Required work —
Copy out, from the entries below, each line holding the string "title".

Data records for software interfaces
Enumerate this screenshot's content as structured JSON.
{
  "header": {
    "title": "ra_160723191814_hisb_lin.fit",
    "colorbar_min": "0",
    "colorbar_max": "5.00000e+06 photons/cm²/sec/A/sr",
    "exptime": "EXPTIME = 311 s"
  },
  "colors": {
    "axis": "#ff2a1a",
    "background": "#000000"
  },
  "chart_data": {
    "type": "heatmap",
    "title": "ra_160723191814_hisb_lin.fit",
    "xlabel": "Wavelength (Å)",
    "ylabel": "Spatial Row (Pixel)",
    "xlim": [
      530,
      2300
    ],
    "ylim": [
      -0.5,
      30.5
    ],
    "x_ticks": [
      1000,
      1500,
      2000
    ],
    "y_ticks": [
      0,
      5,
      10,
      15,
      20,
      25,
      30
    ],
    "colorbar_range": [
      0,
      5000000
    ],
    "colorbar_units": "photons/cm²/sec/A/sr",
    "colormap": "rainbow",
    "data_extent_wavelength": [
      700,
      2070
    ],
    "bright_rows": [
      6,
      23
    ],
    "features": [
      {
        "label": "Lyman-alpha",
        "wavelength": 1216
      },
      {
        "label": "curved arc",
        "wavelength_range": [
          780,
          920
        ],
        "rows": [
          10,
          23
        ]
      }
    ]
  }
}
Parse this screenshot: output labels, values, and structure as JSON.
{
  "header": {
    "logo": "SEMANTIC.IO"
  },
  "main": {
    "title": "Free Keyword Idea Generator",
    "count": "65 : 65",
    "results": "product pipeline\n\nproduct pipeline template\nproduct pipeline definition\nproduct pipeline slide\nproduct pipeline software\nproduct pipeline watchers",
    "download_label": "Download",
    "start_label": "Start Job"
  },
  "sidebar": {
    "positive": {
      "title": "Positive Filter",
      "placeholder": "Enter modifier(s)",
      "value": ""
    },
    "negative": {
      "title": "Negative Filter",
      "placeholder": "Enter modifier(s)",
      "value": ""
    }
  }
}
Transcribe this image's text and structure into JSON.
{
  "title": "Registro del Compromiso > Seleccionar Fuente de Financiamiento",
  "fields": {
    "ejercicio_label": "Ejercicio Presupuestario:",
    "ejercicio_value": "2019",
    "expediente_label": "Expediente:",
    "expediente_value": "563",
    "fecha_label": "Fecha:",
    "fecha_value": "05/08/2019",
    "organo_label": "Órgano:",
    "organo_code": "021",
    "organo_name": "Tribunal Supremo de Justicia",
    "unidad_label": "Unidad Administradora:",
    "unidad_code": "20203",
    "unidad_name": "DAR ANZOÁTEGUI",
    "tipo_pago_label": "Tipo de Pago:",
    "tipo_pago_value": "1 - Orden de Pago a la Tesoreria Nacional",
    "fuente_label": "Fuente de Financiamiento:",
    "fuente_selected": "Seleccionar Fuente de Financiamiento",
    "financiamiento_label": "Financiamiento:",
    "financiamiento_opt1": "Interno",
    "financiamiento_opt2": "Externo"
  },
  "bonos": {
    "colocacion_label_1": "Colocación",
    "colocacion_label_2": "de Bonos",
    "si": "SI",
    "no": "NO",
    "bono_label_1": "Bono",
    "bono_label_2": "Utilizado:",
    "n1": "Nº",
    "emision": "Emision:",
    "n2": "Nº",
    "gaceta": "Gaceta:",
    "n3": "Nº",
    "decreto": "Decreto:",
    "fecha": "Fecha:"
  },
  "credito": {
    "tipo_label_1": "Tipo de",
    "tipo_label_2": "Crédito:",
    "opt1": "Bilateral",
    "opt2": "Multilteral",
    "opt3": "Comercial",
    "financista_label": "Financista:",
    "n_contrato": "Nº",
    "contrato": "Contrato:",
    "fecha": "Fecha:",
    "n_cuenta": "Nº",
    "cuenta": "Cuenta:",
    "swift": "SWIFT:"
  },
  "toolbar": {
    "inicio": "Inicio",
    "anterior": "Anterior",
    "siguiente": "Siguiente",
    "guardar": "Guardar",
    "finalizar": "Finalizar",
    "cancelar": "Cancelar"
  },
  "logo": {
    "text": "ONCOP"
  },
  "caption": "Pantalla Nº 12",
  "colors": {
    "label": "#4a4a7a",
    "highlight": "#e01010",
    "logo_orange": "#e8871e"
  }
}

Answer to this exercise —
    "title": "ra_160723191814_hisb_lin.fit",
    "title": "ra_160723191814_hisb_lin.fit",
    "title": "Free Keyword Idea Generator",
      "title": "Positive Filter",
      "title": "Negative Filter",
  "title": "Registro del Compromiso > Seleccionar Fuente de Financiamiento",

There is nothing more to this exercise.